Supplied records:
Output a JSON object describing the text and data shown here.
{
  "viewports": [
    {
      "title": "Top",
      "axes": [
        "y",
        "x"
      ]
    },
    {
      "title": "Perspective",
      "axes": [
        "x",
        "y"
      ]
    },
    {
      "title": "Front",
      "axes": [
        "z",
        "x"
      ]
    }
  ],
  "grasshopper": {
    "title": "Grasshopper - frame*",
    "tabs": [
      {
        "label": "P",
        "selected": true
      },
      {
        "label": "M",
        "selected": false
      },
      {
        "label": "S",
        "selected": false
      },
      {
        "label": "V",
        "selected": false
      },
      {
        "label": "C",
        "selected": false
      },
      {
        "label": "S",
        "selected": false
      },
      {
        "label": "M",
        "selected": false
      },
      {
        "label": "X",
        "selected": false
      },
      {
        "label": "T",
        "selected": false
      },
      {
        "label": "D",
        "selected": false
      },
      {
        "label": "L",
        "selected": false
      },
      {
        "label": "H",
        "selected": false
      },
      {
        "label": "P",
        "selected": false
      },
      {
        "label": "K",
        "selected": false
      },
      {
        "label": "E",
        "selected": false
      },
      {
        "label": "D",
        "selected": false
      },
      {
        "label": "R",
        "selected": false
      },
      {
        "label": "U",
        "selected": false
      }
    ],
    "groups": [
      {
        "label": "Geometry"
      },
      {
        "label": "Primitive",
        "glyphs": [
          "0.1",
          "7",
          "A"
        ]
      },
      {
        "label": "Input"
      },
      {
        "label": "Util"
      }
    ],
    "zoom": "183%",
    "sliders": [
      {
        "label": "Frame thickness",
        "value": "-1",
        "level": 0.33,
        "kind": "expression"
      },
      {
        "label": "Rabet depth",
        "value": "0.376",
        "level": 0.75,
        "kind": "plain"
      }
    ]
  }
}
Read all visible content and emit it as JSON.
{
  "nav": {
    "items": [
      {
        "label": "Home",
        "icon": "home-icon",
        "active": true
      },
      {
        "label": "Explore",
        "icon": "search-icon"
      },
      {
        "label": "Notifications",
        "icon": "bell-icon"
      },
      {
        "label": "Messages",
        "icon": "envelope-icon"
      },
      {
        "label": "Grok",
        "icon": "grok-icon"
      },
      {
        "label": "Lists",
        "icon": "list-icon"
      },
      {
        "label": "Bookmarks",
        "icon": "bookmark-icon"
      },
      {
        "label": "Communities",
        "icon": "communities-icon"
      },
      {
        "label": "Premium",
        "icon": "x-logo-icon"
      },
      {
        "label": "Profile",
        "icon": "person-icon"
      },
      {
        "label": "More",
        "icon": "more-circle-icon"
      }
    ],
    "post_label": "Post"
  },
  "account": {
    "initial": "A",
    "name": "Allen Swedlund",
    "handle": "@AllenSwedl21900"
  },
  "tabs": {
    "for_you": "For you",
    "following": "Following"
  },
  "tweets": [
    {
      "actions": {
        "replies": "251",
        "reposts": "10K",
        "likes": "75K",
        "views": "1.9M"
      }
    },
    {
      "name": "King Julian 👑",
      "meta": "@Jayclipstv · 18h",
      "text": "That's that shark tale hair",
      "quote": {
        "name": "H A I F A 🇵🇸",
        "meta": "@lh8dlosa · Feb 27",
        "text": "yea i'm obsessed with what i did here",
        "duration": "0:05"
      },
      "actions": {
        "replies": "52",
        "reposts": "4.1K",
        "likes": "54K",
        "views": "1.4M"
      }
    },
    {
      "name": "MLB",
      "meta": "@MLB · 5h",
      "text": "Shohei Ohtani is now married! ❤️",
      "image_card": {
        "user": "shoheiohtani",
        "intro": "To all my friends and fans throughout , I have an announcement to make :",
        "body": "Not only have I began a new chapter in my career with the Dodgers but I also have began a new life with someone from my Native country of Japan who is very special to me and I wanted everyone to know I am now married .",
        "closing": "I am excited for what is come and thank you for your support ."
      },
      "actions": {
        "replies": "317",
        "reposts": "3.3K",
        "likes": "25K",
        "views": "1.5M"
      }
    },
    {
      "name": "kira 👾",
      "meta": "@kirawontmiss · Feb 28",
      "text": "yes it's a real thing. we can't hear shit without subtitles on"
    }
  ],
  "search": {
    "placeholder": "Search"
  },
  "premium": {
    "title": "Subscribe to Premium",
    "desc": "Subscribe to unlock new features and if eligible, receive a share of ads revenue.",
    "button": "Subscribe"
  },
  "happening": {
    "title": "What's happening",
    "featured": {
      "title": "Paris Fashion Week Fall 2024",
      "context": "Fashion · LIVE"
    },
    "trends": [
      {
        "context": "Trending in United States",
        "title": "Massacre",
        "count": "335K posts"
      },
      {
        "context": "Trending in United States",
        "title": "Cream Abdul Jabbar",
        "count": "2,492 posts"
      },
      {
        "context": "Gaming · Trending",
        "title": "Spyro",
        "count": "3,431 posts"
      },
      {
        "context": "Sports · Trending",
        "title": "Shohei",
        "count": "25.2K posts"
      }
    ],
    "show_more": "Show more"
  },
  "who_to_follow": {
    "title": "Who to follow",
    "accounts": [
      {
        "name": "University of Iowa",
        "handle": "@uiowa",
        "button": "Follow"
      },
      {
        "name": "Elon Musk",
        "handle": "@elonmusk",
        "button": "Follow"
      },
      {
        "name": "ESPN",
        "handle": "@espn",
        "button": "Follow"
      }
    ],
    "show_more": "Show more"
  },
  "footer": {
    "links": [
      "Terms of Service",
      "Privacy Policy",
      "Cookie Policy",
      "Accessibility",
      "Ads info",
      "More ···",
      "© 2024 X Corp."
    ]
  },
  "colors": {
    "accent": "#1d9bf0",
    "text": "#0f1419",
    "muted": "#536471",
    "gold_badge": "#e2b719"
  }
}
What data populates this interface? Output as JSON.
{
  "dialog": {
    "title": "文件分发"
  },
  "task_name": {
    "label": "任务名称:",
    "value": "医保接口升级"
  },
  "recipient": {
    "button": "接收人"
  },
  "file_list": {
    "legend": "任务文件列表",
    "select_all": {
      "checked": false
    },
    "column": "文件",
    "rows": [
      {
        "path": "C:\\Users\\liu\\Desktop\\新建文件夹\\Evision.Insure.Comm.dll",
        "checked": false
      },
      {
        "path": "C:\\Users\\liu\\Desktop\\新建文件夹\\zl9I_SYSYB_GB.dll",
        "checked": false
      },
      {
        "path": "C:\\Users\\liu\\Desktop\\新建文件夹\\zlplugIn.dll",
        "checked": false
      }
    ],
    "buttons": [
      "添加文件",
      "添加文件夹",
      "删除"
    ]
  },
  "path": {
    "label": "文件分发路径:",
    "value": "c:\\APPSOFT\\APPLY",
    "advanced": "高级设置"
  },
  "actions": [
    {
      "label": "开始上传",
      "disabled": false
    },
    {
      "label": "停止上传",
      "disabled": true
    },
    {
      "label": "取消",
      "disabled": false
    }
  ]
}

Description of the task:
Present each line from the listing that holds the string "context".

Response to this task:
      "context": "Fashion · LIVE"
        "context": "Trending in United States",
        "context": "Trending in United States",
        "context": "Gaming · Trending",
        "context": "Sports · Trending",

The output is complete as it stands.